--- Data items ---
*-*-*

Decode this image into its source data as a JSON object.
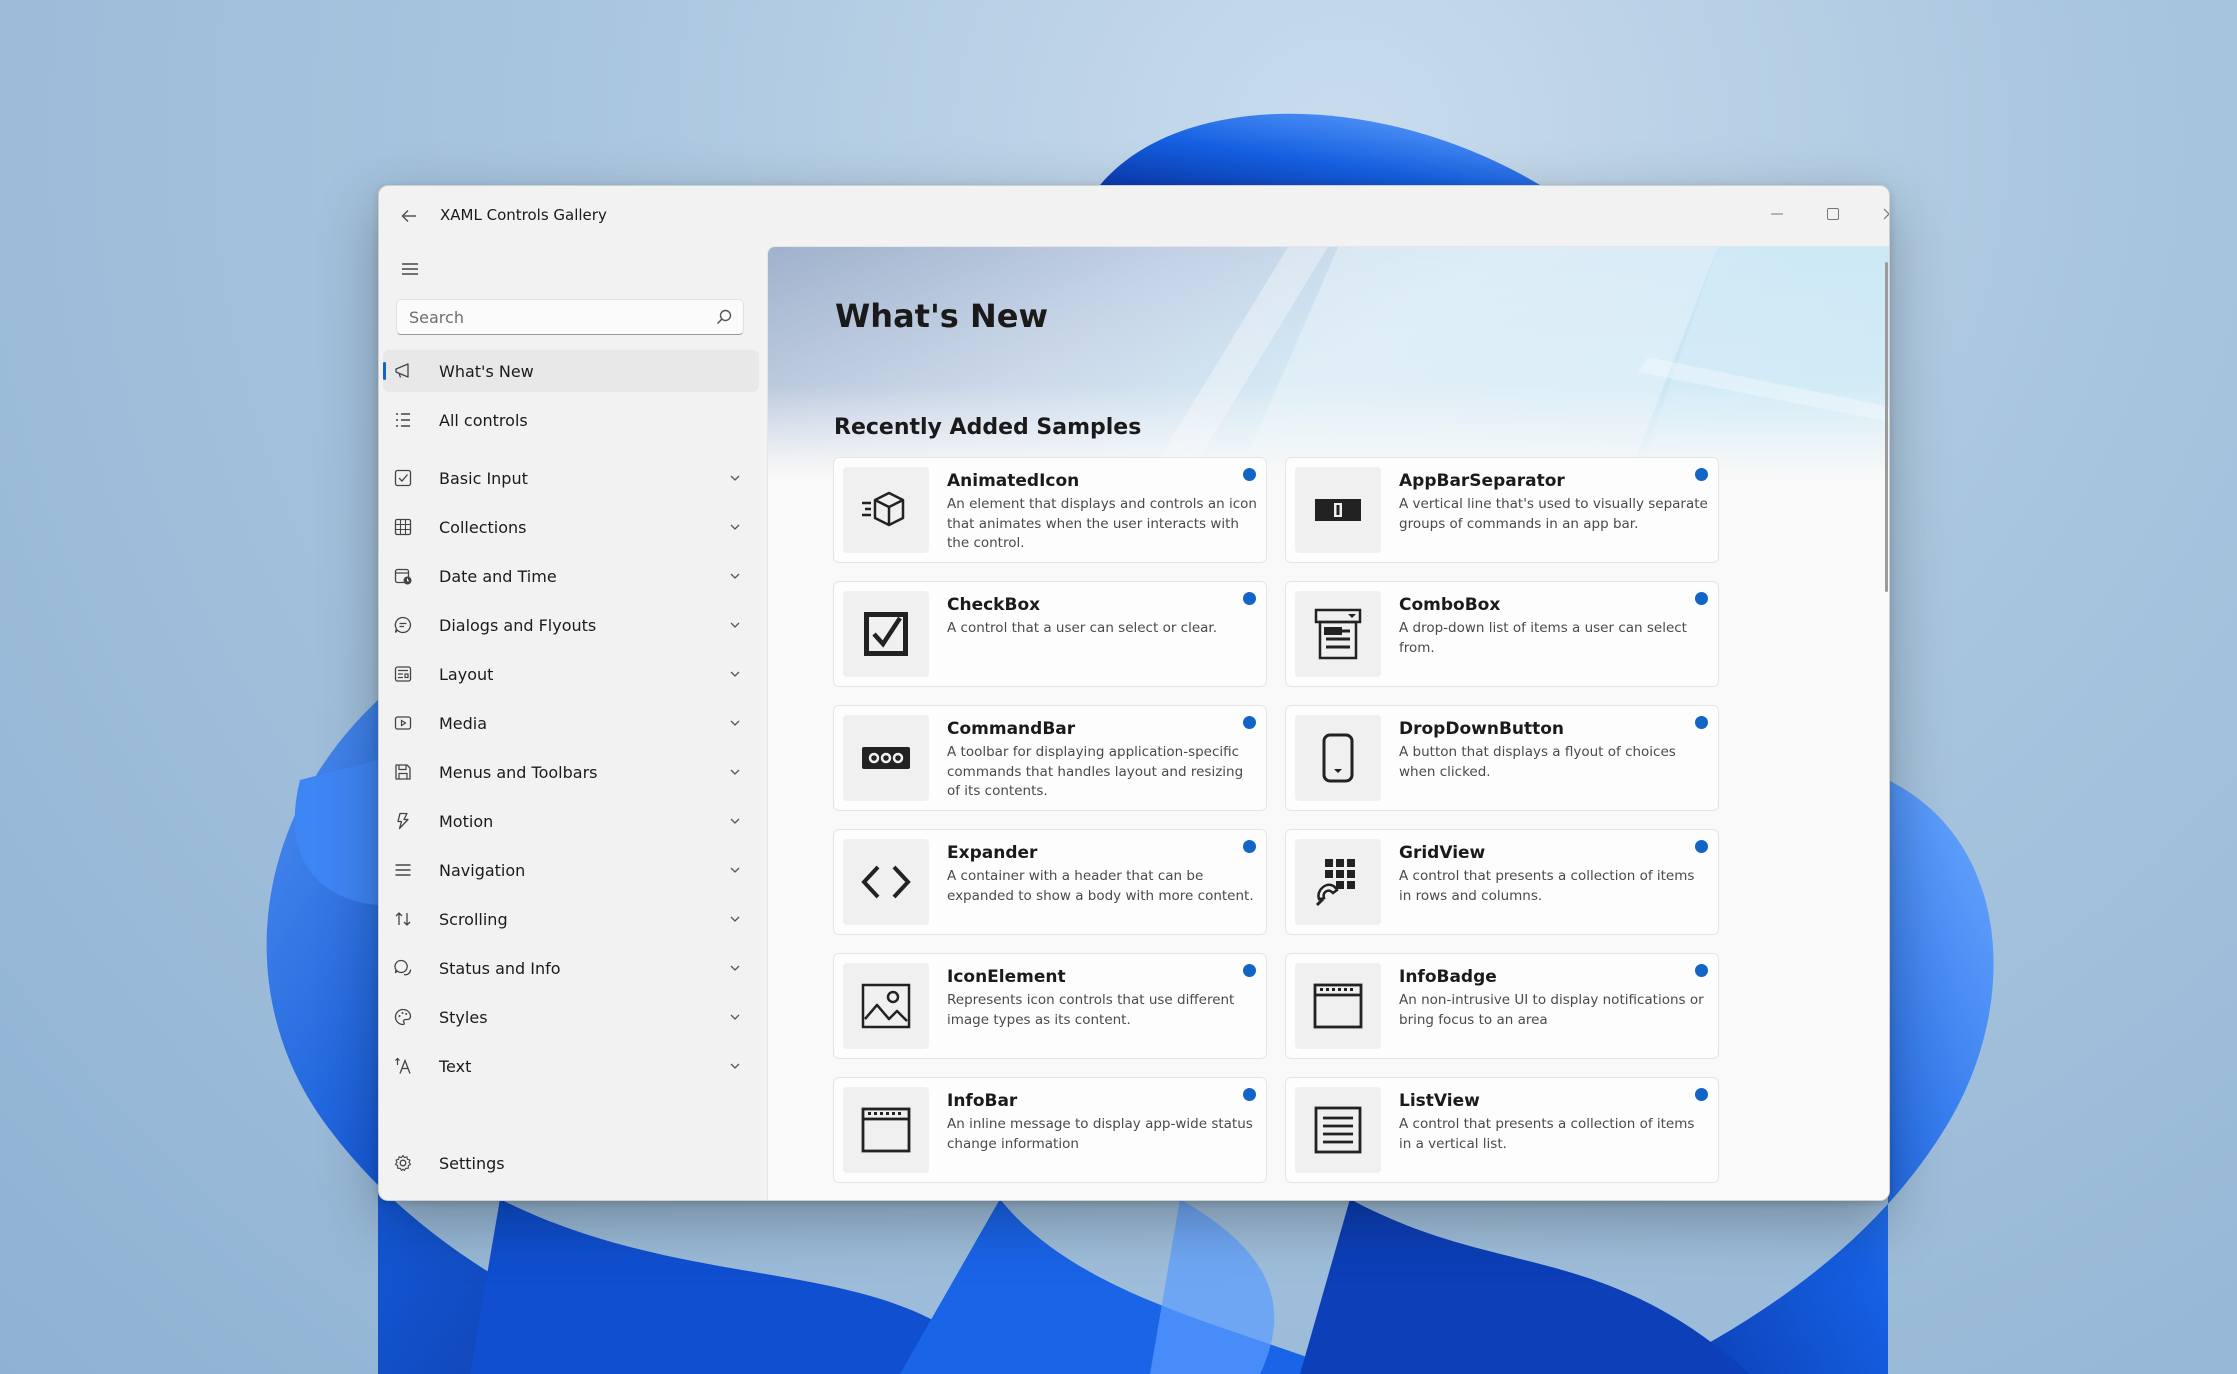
{
  "window": {
    "title": "XAML Controls Gallery",
    "icons": {
      "back": "back-arrow-icon",
      "minimize": "minimize-icon",
      "maximize": "maximize-icon",
      "close": "close-icon"
    }
  },
  "sidebar": {
    "menu_icon": "hamburger-icon",
    "search": {
      "placeholder": "Search",
      "value": "",
      "icon": "search-icon"
    },
    "top_items": [
      {
        "label": "What's New",
        "icon": "megaphone-icon",
        "selected": true
      },
      {
        "label": "All controls",
        "icon": "list-icon"
      }
    ],
    "items": [
      {
        "label": "Basic Input",
        "icon": "checkbox-icon"
      },
      {
        "label": "Collections",
        "icon": "grid-icon"
      },
      {
        "label": "Date and Time",
        "icon": "calendar-clock-icon"
      },
      {
        "label": "Dialogs and Flyouts",
        "icon": "chat-bubble-icon"
      },
      {
        "label": "Layout",
        "icon": "layout-icon"
      },
      {
        "label": "Media",
        "icon": "media-play-icon"
      },
      {
        "label": "Menus and Toolbars",
        "icon": "save-icon"
      },
      {
        "label": "Motion",
        "icon": "motion-icon"
      },
      {
        "label": "Navigation",
        "icon": "navigation-lines-icon"
      },
      {
        "label": "Scrolling",
        "icon": "scroll-arrows-icon"
      },
      {
        "label": "Status and Info",
        "icon": "status-chat-icon"
      },
      {
        "label": "Styles",
        "icon": "palette-icon"
      },
      {
        "label": "Text",
        "icon": "text-font-icon"
      }
    ],
    "settings": {
      "label": "Settings",
      "icon": "gear-icon"
    }
  },
  "main": {
    "title": "What's New",
    "section_title": "Recently Added Samples",
    "accent_color": "#1264c7",
    "cards": [
      {
        "title": "AnimatedIcon",
        "description": "An element that displays and controls an icon that animates when the user interacts with the control.",
        "icon": "animated-cube-icon"
      },
      {
        "title": "AppBarSeparator",
        "description": "A vertical line that's used to visually separate groups of commands in an app bar.",
        "icon": "appbar-separator-icon"
      },
      {
        "title": "CheckBox",
        "description": "A control that a user can select or clear.",
        "icon": "checkbox-checked-icon"
      },
      {
        "title": "ComboBox",
        "description": "A drop-down list of items a user can select from.",
        "icon": "combobox-icon"
      },
      {
        "title": "CommandBar",
        "description": "A toolbar for displaying application-specific commands that handles layout and resizing of its contents.",
        "icon": "commandbar-icon"
      },
      {
        "title": "DropDownButton",
        "description": "A button that displays a flyout of choices when clicked.",
        "icon": "dropdown-button-icon"
      },
      {
        "title": "Expander",
        "description": "A container with a header that can be expanded to show a body with more content.",
        "icon": "code-brackets-icon"
      },
      {
        "title": "GridView",
        "description": "A control that presents a collection of items in rows and columns.",
        "icon": "gridview-icon"
      },
      {
        "title": "IconElement",
        "description": "Represents icon controls that use different image types as its content.",
        "icon": "image-icon"
      },
      {
        "title": "InfoBadge",
        "description": "An non-intrusive UI to display notifications or bring focus to an area",
        "icon": "infobadge-icon"
      },
      {
        "title": "InfoBar",
        "description": "An inline message to display app-wide status change information",
        "icon": "infobar-icon"
      },
      {
        "title": "ListView",
        "description": "A control that presents a collection of items in a vertical list.",
        "icon": "listview-icon"
      }
    ]
  }
}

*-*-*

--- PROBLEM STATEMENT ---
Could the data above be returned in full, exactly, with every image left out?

--- RESULT ---
Decode this image into its source data as a JSON object.
{
  "window": {
    "title": "XAML Controls Gallery",
    "icons": {
      "back": "back-arrow-icon",
      "minimize": "minimize-icon",
      "maximize": "maximize-icon",
      "close": "close-icon"
    }
  },
  "sidebar": {
    "menu_icon": "hamburger-icon",
    "search": {
      "placeholder": "Search",
      "value": "",
      "icon": "search-icon"
    },
    "top_items": [
      {
        "label": "What's New",
        "icon": "megaphone-icon",
        "selected": true
      },
      {
        "label": "All controls",
        "icon": "list-icon"
      }
    ],
    "items": [
      {
        "label": "Basic Input",
        "icon": "checkbox-icon"
      },
      {
        "label": "Collections",
        "icon": "grid-icon"
      },
      {
        "label": "Date and Time",
        "icon": "calendar-clock-icon"
      },
      {
        "label": "Dialogs and Flyouts",
        "icon": "chat-bubble-icon"
      },
      {
        "label": "Layout",
        "icon": "layout-icon"
      },
      {
        "label": "Media",
        "icon": "media-play-icon"
      },
      {
        "label": "Menus and Toolbars",
        "icon": "save-icon"
      },
      {
        "label": "Motion",
        "icon": "motion-icon"
      },
      {
        "label": "Navigation",
        "icon": "navigation-lines-icon"
      },
      {
        "label": "Scrolling",
        "icon": "scroll-arrows-icon"
      },
      {
        "label": "Status and Info",
        "icon": "status-chat-icon"
      },
      {
        "label": "Styles",
        "icon": "palette-icon"
      },
      {
        "label": "Text",
        "icon": "text-font-icon"
      }
    ],
    "settings": {
      "label": "Settings",
      "icon": "gear-icon"
    }
  },
  "main": {
    "title": "What's New",
    "section_title": "Recently Added Samples",
    "accent_color": "#1264c7",
    "cards": [
      {
        "title": "AnimatedIcon",
        "description": "An element that displays and controls an icon that animates when the user interacts with the control.",
        "icon": "animated-cube-icon"
      },
      {
        "title": "AppBarSeparator",
        "description": "A vertical line that's used to visually separate groups of commands in an app bar.",
        "icon": "appbar-separator-icon"
      },
      {
        "title": "CheckBox",
        "description": "A control that a user can select or clear.",
        "icon": "checkbox-checked-icon"
      },
      {
        "title": "ComboBox",
        "description": "A drop-down list of items a user can select from.",
        "icon": "combobox-icon"
      },
      {
        "title": "CommandBar",
        "description": "A toolbar for displaying application-specific commands that handles layout and resizing of its contents.",
        "icon": "commandbar-icon"
      },
      {
        "title": "DropDownButton",
        "description": "A button that displays a flyout of choices when clicked.",
        "icon": "dropdown-button-icon"
      },
      {
        "title": "Expander",
        "description": "A container with a header that can be expanded to show a body with more content.",
        "icon": "code-brackets-icon"
      },
      {
        "title": "GridView",
        "description": "A control that presents a collection of items in rows and columns.",
        "icon": "gridview-icon"
      },
      {
        "title": "IconElement",
        "description": "Represents icon controls that use different image types as its content.",
        "icon": "image-icon"
      },
      {
        "title": "InfoBadge",
        "description": "An non-intrusive UI to display notifications or bring focus to an area",
        "icon": "infobadge-icon"
      },
      {
        "title": "InfoBar",
        "description": "An inline message to display app-wide status change information",
        "icon": "infobar-icon"
      },
      {
        "title": "ListView",
        "description": "A control that presents a collection of items in a vertical list.",
        "icon": "listview-icon"
      }
    ]
  }
}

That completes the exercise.